◆ Task details ◆
Across the entries below, please work out how many lines contain the string "pentru" and give only the number.

◆ Records provided ◆
"""
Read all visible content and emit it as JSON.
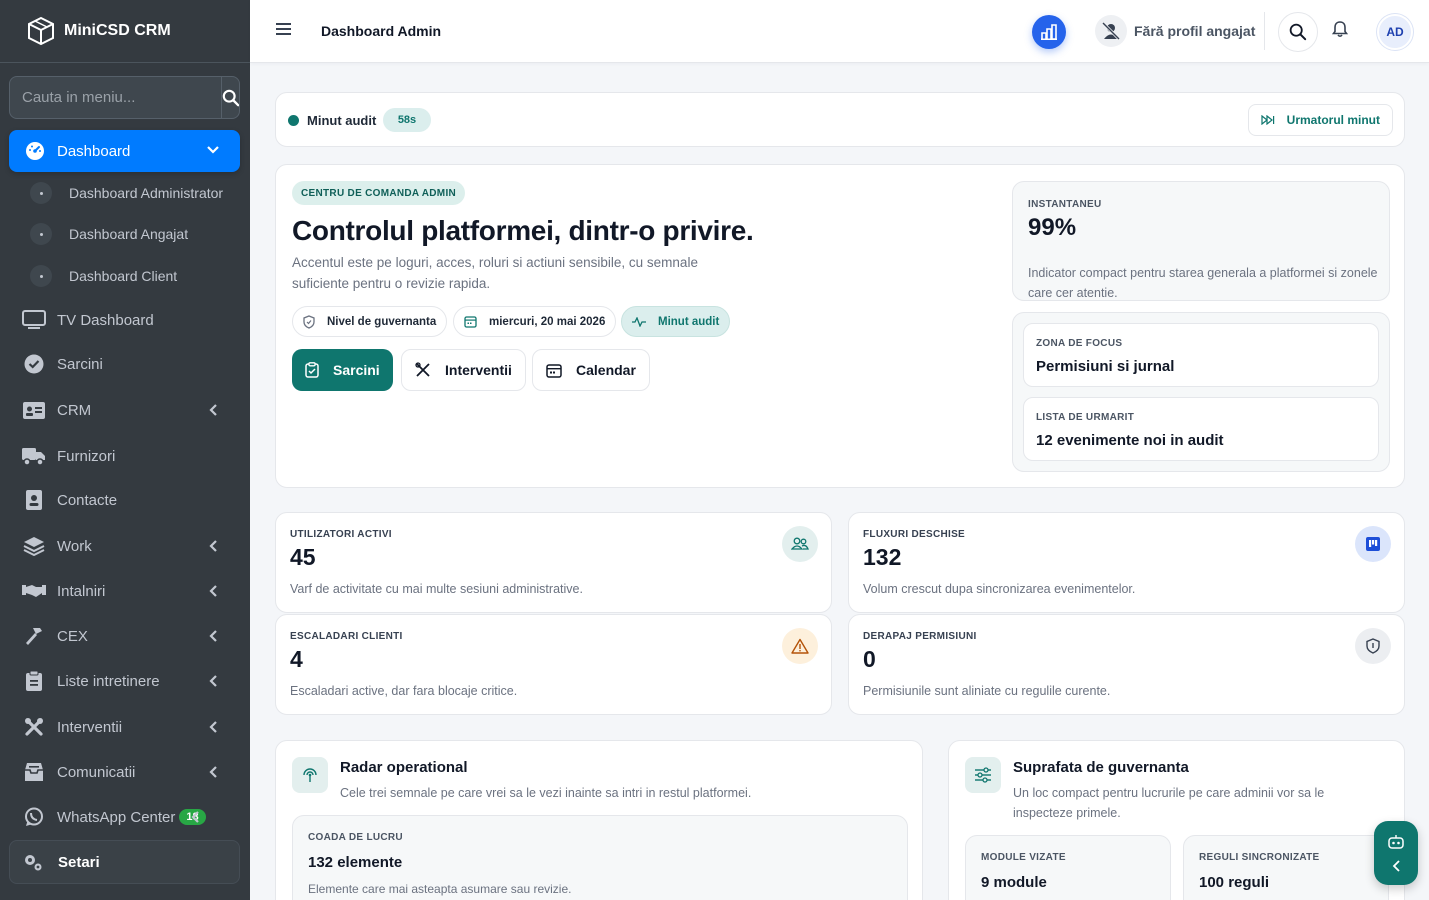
{
  "brand": {
    "name": "MiniCSD CRM"
  },
  "sidebar": {
    "search_placeholder": "Cauta in meniu...",
    "active": {
      "label": "Dashboard"
    },
    "sub_items": [
      {
        "label": "Dashboard Administrator"
      },
      {
        "label": "Dashboard Angajat"
      },
      {
        "label": "Dashboard Client"
      }
    ],
    "items": [
      {
        "label": "TV Dashboard",
        "icon": "monitor-icon"
      },
      {
        "label": "Sarcini",
        "icon": "check-circle-icon"
      },
      {
        "label": "CRM",
        "icon": "id-card-icon"
      },
      {
        "label": "Furnizori",
        "icon": "truck-icon"
      },
      {
        "label": "Contacte",
        "icon": "contact-card-icon"
      },
      {
        "label": "Work",
        "icon": "layers-icon"
      },
      {
        "label": "Intalniri",
        "icon": "handshake-icon"
      },
      {
        "label": "CEX",
        "icon": "hammer-icon"
      },
      {
        "label": "Liste intretinere",
        "icon": "clipboard-icon"
      },
      {
        "label": "Interventii",
        "icon": "tools-icon"
      },
      {
        "label": "Comunicatii",
        "icon": "inbox-icon"
      },
      {
        "label": "WhatsApp Center",
        "icon": "whatsapp-icon",
        "badge": "18"
      }
    ],
    "settings": {
      "label": "Setari"
    }
  },
  "topbar": {
    "title": "Dashboard Admin",
    "profile_label": "Fără profil angajat",
    "avatar_initials": "AD"
  },
  "audit": {
    "label": "Minut audit",
    "timer": "58s",
    "next_label": "Urmatorul minut"
  },
  "hero": {
    "eyebrow": "CENTRU DE COMANDA ADMIN",
    "title": "Controlul platformei, dintr-o privire.",
    "subtitle": "Accentul este pe loguri, acces, roluri si actiuni sensibile, cu semnale suficiente pentru o revizie rapida.",
    "chips": {
      "level": "Nivel de guvernanta",
      "date": "miercuri, 20 mai 2026",
      "audit": "Minut audit"
    },
    "buttons": {
      "tasks": "Sarcini",
      "interventions": "Interventii",
      "calendar": "Calendar"
    },
    "snapshot": {
      "label": "INSTANTANEU",
      "value": "99%",
      "desc": "Indicator compact pentru starea generala a platformei si zonele care cer atentie."
    },
    "focus": {
      "label": "ZONA DE FOCUS",
      "value": "Permisiuni si jurnal"
    },
    "watchlist": {
      "label": "LISTA DE URMARIT",
      "value": "12 evenimente noi in audit"
    }
  },
  "stats": [
    {
      "label": "UTILIZATORI ACTIVI",
      "value": "45",
      "desc": "Varf de activitate cu mai multe sesiuni administrative.",
      "icon": "users-icon",
      "color": "#e3efee"
    },
    {
      "label": "FLUXURI DESCHISE",
      "value": "132",
      "desc": "Volum crescut dupa sincronizarea evenimentelor.",
      "icon": "kanban-icon",
      "color": "#dbe5fb"
    },
    {
      "label": "ESCALADARI CLIENTI",
      "value": "4",
      "desc": "Escaladari active, dar fara blocaje critice.",
      "icon": "warning-icon",
      "color": "#fdf0dc"
    },
    {
      "label": "DERAPAJ PERMISIUNI",
      "value": "0",
      "desc": "Permisiunile sunt aliniate cu regulile curente.",
      "icon": "shield-icon",
      "color": "#eceef1"
    }
  ],
  "radar": {
    "title": "Radar operational",
    "subtitle": "Cele trei semnale pe care vrei sa le vezi inainte sa intri in restul platformei.",
    "queue": {
      "label": "COADA DE LUCRU",
      "value": "132 elemente",
      "desc": "Elemente care mai asteapta asumare sau revizie."
    }
  },
  "governance": {
    "title": "Suprafata de guvernanta",
    "subtitle": "Un loc compact pentru lucrurile pe care adminii vor sa le inspecteze primele.",
    "modules": {
      "label": "MODULE VIZATE",
      "value": "9 module"
    },
    "rules": {
      "label": "REGULI SINCRONIZATE",
      "value": "100 reguli"
    }
  }
}
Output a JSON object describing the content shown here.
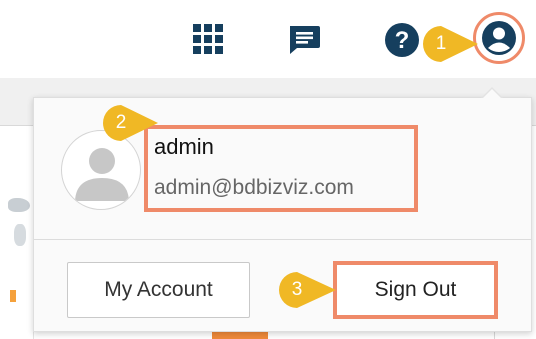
{
  "topbar": {
    "icons": [
      "apps-grid-icon",
      "chat-icon",
      "help-icon",
      "user-account-icon"
    ],
    "help_glyph": "?"
  },
  "menu": {
    "user": {
      "name": "admin",
      "email": "admin@bdbizviz.com",
      "avatar_icon": "user-avatar-icon"
    },
    "buttons": {
      "my_account": "My Account",
      "sign_out": "Sign Out"
    }
  },
  "annotations": {
    "step1": "1",
    "step2": "2",
    "step3": "3"
  },
  "colors": {
    "accent_navy": "#163f5e",
    "highlight_orange": "#ef8a69",
    "marker_yellow": "#f0b825"
  }
}
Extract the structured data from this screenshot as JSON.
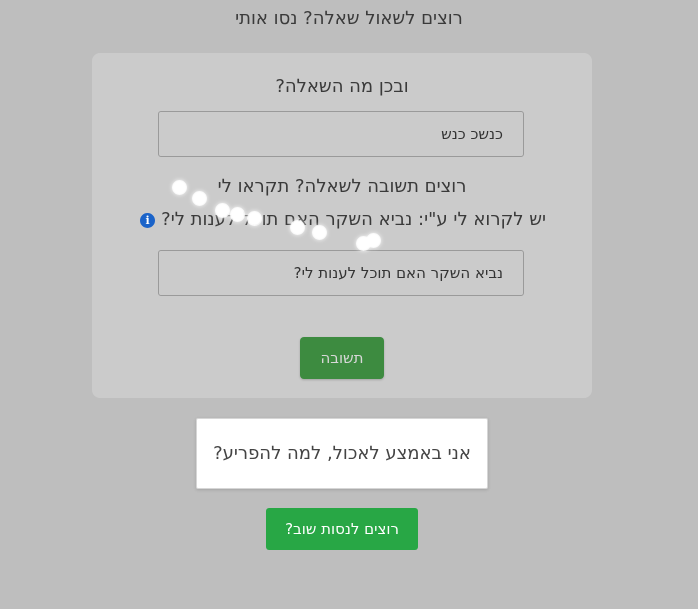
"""
◆ Expected output ◆
3